This week’s one-shot Wolverine: Switchback included an unsolicited eight-page back-up story written by Gregg Hurwitz and illustrated by artist Juan Doe.
In it, our hero runs afoul of a trio of thugs, one of whom is wearing a pretty odd shirt, the design of which looks like it was rather hastily edited at some point after the art was completed.
Scans and questions, after the jump.
So check out this bad guy’s shirt:
Apparently he is wearing three-fourths of a swastika. And yet, because of the placement of the symbol within the white circle, it looks like the fourth arm of the swastika was simply removed, rather than drawn that way by Doe originally.
If that’s the case, I wonder what the objection to a swastika on a bad guy’s shirt was? Because Nazis are so often used as the heavies, swastikas are pretty commonplace in super-comics in general. Certainly Marvel’s Captain America is lousy with swastikas.

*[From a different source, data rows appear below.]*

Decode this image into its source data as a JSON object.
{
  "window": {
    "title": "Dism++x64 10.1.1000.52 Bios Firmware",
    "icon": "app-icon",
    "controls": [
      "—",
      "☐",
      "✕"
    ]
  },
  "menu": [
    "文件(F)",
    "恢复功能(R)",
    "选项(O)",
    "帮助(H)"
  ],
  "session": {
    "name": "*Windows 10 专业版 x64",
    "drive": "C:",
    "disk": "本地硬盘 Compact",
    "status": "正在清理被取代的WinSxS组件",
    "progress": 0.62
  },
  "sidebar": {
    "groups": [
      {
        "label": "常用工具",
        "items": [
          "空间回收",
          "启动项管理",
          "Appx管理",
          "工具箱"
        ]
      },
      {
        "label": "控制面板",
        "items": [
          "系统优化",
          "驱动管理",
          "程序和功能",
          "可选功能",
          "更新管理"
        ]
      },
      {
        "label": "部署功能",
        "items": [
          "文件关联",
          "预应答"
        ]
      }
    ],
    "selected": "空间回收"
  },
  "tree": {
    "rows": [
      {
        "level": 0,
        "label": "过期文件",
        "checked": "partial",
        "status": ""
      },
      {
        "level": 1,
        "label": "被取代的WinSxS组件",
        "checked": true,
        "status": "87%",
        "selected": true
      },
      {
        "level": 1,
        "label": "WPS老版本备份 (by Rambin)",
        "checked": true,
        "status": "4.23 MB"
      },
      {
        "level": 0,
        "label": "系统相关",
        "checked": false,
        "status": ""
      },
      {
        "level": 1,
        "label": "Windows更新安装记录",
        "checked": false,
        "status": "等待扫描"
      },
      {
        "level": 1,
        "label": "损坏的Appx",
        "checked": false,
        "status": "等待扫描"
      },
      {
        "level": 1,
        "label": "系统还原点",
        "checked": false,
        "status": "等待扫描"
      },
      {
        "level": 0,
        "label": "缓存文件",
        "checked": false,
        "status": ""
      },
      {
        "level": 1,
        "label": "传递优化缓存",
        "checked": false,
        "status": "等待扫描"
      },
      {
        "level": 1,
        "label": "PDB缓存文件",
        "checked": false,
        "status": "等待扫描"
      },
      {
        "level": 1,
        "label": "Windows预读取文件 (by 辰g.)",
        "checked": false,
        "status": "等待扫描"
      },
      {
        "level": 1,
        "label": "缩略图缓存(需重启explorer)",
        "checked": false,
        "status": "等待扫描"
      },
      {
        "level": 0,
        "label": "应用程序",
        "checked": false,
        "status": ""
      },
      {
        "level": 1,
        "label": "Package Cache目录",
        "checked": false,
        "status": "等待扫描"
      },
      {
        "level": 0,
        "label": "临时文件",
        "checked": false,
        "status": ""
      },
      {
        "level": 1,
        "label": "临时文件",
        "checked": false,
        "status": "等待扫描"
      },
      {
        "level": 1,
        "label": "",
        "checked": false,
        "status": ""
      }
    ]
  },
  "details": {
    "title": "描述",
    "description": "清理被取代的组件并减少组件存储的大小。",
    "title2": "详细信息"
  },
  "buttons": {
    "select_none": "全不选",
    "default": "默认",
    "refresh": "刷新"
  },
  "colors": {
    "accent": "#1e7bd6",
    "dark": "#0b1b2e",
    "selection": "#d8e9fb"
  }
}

Is it perceived as worse for characters who aren’t actually real, war time Nazis to be depicted wearing swastikas? Because the above guy is in the company of two large white guys with shaved heads, which, when combined with the other guy, gives the trio the appearance of neo-Nazis. Still pretty bad guys, so it’s not like the swastika was glamorizing Nazism or anything.
Additionally, this particular comic has the words “Parental Advisory” over the UPC symbol, and contains some pretty adult material: In the lead story, Wolverine bloodily dispatches a serial killer who causes car accidents, takes gory photos of the results and keeps the mummified bodies and skeletons of his victims as trophies. The back-up, with the altered swastika shirt in it, is the story of Wolverine stopping three rapist/murderers from attacking a woman in a cave full of skulls.
Anyway, just something kind of weird that I noticed this week. Given what Marvel (and DC) allow in their superhero comics these days, I’m always fascinated by what they don’t allow.
Or, in this case, don’t seem to allow.